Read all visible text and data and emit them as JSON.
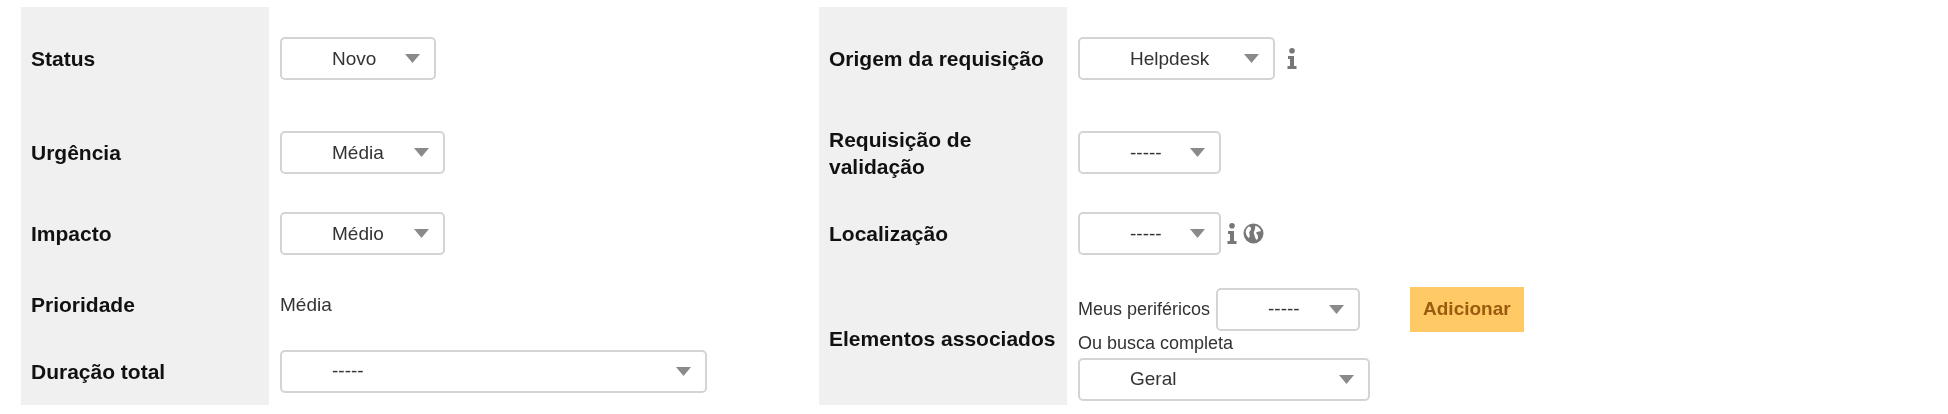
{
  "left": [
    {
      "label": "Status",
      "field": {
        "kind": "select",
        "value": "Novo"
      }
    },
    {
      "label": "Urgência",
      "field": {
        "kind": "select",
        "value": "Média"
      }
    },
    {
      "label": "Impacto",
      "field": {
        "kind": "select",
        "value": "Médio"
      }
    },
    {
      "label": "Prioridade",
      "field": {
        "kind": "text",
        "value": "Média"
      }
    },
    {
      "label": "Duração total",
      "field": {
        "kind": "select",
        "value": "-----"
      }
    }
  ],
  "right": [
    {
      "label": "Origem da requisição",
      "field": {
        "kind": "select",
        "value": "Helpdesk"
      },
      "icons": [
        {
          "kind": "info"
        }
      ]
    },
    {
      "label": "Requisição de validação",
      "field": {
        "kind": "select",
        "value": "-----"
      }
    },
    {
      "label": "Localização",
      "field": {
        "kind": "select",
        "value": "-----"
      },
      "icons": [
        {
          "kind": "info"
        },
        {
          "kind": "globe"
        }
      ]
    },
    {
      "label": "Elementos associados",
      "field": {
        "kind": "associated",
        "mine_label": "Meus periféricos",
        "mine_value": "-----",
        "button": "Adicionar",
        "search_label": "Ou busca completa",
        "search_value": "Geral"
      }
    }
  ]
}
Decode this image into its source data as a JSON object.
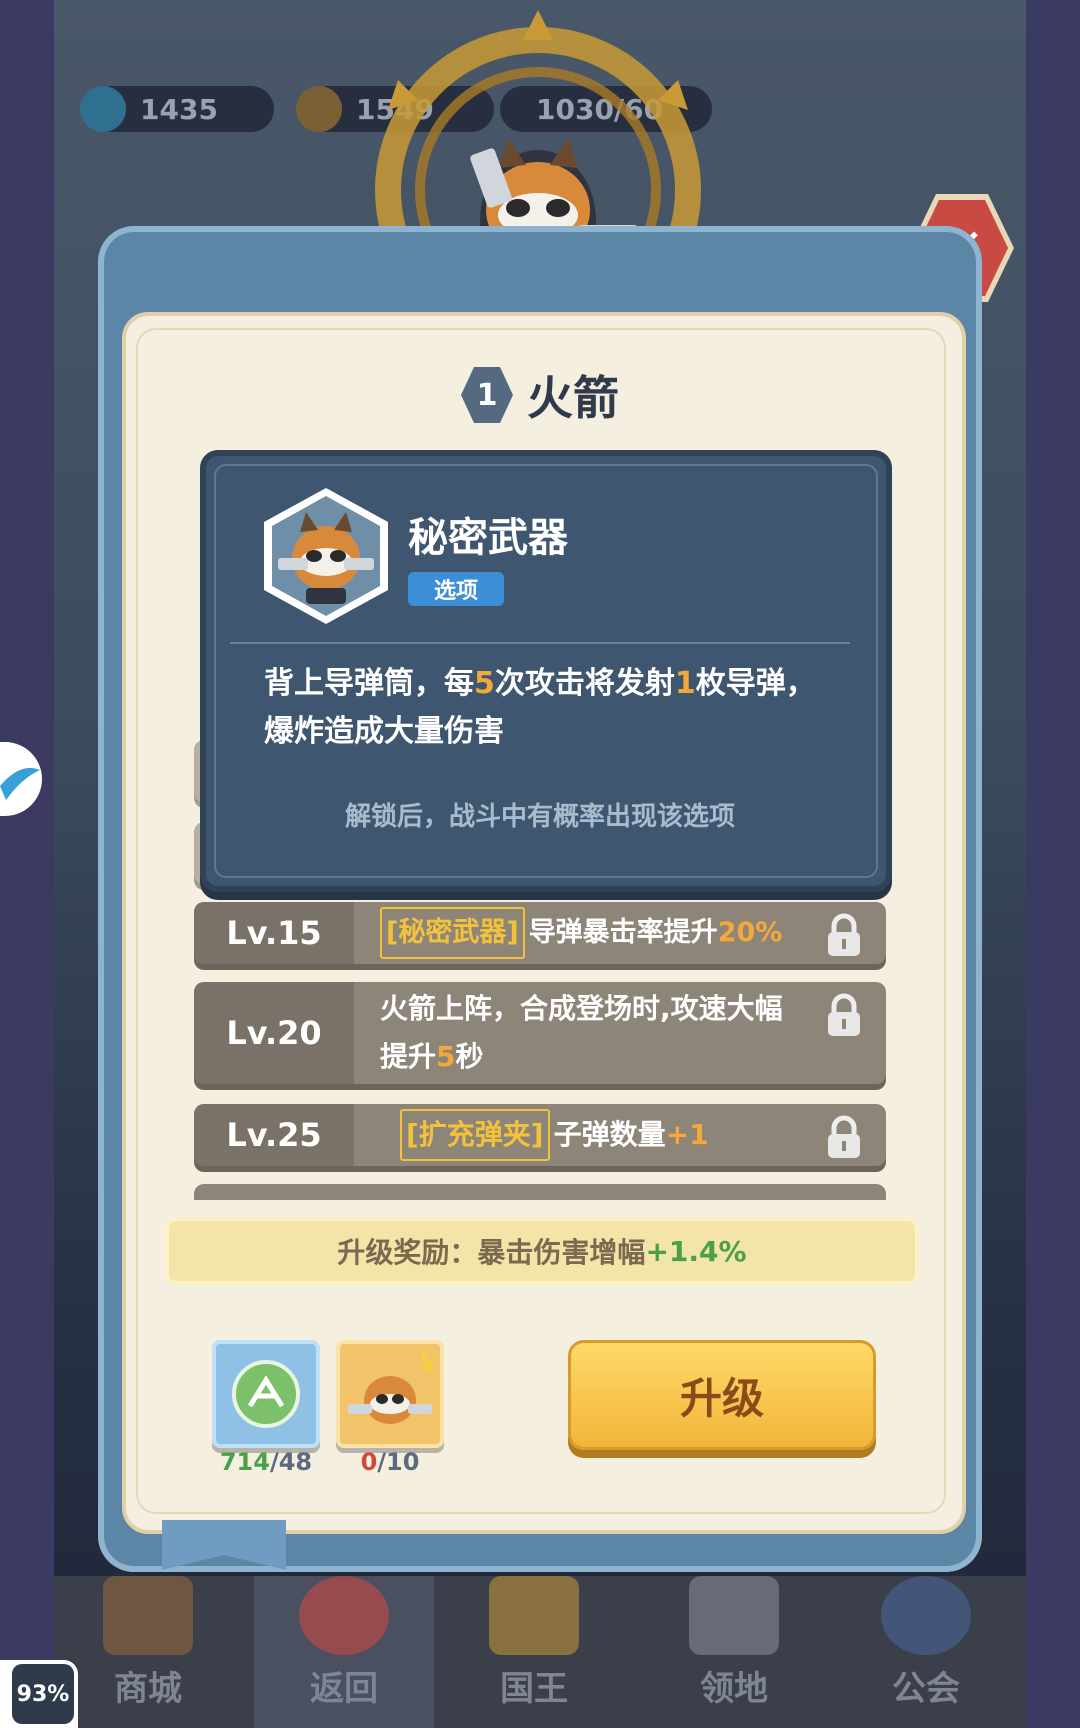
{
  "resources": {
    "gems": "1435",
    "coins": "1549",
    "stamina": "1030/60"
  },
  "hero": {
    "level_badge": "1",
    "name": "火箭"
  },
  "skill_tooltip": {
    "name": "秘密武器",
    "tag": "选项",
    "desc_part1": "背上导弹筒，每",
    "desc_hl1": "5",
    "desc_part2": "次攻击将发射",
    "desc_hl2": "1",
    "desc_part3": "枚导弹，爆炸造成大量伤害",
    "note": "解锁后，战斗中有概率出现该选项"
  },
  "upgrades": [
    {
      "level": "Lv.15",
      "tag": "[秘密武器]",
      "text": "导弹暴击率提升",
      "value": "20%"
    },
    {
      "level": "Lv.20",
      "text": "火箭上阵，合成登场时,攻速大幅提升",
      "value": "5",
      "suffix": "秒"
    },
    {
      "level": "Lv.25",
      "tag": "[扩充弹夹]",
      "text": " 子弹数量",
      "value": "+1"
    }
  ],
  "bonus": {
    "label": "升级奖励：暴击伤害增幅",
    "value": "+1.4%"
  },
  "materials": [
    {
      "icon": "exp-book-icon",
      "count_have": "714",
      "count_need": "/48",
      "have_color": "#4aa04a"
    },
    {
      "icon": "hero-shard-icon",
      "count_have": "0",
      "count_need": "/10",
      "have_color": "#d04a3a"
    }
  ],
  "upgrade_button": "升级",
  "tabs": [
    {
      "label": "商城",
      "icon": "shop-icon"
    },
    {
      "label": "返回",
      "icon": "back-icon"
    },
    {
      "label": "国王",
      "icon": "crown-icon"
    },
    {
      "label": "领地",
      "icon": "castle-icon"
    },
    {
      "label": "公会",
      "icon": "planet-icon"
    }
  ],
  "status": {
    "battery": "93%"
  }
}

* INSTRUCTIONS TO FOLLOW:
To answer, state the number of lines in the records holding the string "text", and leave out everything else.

* OUTPUT:
5